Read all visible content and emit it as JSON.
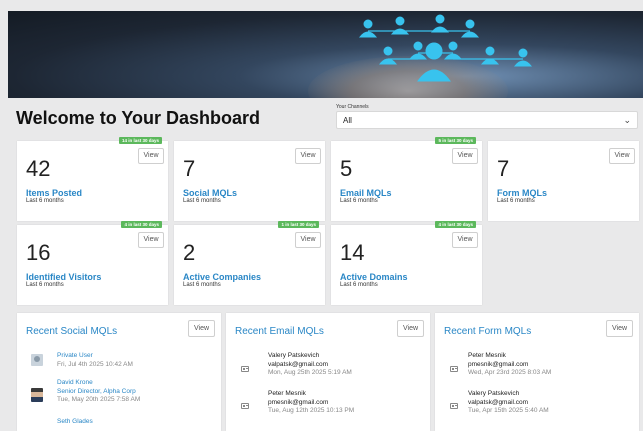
{
  "header": {
    "welcome": "Welcome to Your Dashboard",
    "channels_label": "Your Channels",
    "channels_value": "All"
  },
  "colors": {
    "accent": "#2a87c6",
    "badge": "#5cb85c"
  },
  "cards": [
    {
      "number": "42",
      "title": "Items Posted",
      "sub": "Last 6 months",
      "badge": "14 in last 30 days",
      "view": "View"
    },
    {
      "number": "7",
      "title": "Social MQLs",
      "sub": "Last 6 months",
      "badge": "",
      "view": "View"
    },
    {
      "number": "5",
      "title": "Email MQLs",
      "sub": "Last 6 months",
      "badge": "5 in last 30 days",
      "view": "View"
    },
    {
      "number": "7",
      "title": "Form MQLs",
      "sub": "Last 6 months",
      "badge": "",
      "view": "View"
    },
    {
      "number": "16",
      "title": "Identified Visitors",
      "sub": "Last 6 months",
      "badge": "4 in last 30 days",
      "view": "View"
    },
    {
      "number": "2",
      "title": "Active Companies",
      "sub": "Last 6 months",
      "badge": "1 in last 30 days",
      "view": "View"
    },
    {
      "number": "14",
      "title": "Active Domains",
      "sub": "Last 6 months",
      "badge": "4 in last 30 days",
      "view": "View"
    }
  ],
  "social": {
    "title": "Recent Social MQLs",
    "view": "View",
    "items": [
      {
        "name": "Private User",
        "time": "Fri, Jul 4th 2025 10:42 AM"
      },
      {
        "name": "David Krone",
        "role": "Senior Director, Alpha Corp",
        "time": "Tue, May 20th 2025 7:58 AM"
      },
      {
        "name": "Seth Glades"
      }
    ]
  },
  "email": {
    "title": "Recent Email MQLs",
    "view": "View",
    "items": [
      {
        "name": "Valery Patskevich",
        "email": "valpatsk@gmail.com",
        "time": "Mon, Aug 25th 2025 5:19 AM"
      },
      {
        "name": "Peter Mesnik",
        "email": "pmesnik@gmail.com",
        "time": "Tue, Aug 12th 2025 10:13 PM"
      }
    ]
  },
  "form": {
    "title": "Recent Form MQLs",
    "view": "View",
    "items": [
      {
        "name": "Peter Mesnik",
        "email": "pmesnik@gmail.com",
        "time": "Wed, Apr 23rd 2025 8:03 AM"
      },
      {
        "name": "Valery Patskevich",
        "email": "valpatsk@gmail.com",
        "time": "Tue, Apr 15th 2025 5:40 AM"
      }
    ]
  }
}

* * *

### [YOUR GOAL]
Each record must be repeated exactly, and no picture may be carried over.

### [RESPONSE AREA]
Read all visible content and emit it as JSON.
{
  "header": {
    "welcome": "Welcome to Your Dashboard",
    "channels_label": "Your Channels",
    "channels_value": "All"
  },
  "colors": {
    "accent": "#2a87c6",
    "badge": "#5cb85c"
  },
  "cards": [
    {
      "number": "42",
      "title": "Items Posted",
      "sub": "Last 6 months",
      "badge": "14 in last 30 days",
      "view": "View"
    },
    {
      "number": "7",
      "title": "Social MQLs",
      "sub": "Last 6 months",
      "badge": "",
      "view": "View"
    },
    {
      "number": "5",
      "title": "Email MQLs",
      "sub": "Last 6 months",
      "badge": "5 in last 30 days",
      "view": "View"
    },
    {
      "number": "7",
      "title": "Form MQLs",
      "sub": "Last 6 months",
      "badge": "",
      "view": "View"
    },
    {
      "number": "16",
      "title": "Identified Visitors",
      "sub": "Last 6 months",
      "badge": "4 in last 30 days",
      "view": "View"
    },
    {
      "number": "2",
      "title": "Active Companies",
      "sub": "Last 6 months",
      "badge": "1 in last 30 days",
      "view": "View"
    },
    {
      "number": "14",
      "title": "Active Domains",
      "sub": "Last 6 months",
      "badge": "4 in last 30 days",
      "view": "View"
    }
  ],
  "social": {
    "title": "Recent Social MQLs",
    "view": "View",
    "items": [
      {
        "name": "Private User",
        "time": "Fri, Jul 4th 2025 10:42 AM"
      },
      {
        "name": "David Krone",
        "role": "Senior Director, Alpha Corp",
        "time": "Tue, May 20th 2025 7:58 AM"
      },
      {
        "name": "Seth Glades"
      }
    ]
  },
  "email": {
    "title": "Recent Email MQLs",
    "view": "View",
    "items": [
      {
        "name": "Valery Patskevich",
        "email": "valpatsk@gmail.com",
        "time": "Mon, Aug 25th 2025 5:19 AM"
      },
      {
        "name": "Peter Mesnik",
        "email": "pmesnik@gmail.com",
        "time": "Tue, Aug 12th 2025 10:13 PM"
      }
    ]
  },
  "form": {
    "title": "Recent Form MQLs",
    "view": "View",
    "items": [
      {
        "name": "Peter Mesnik",
        "email": "pmesnik@gmail.com",
        "time": "Wed, Apr 23rd 2025 8:03 AM"
      },
      {
        "name": "Valery Patskevich",
        "email": "valpatsk@gmail.com",
        "time": "Tue, Apr 15th 2025 5:40 AM"
      }
    ]
  }
}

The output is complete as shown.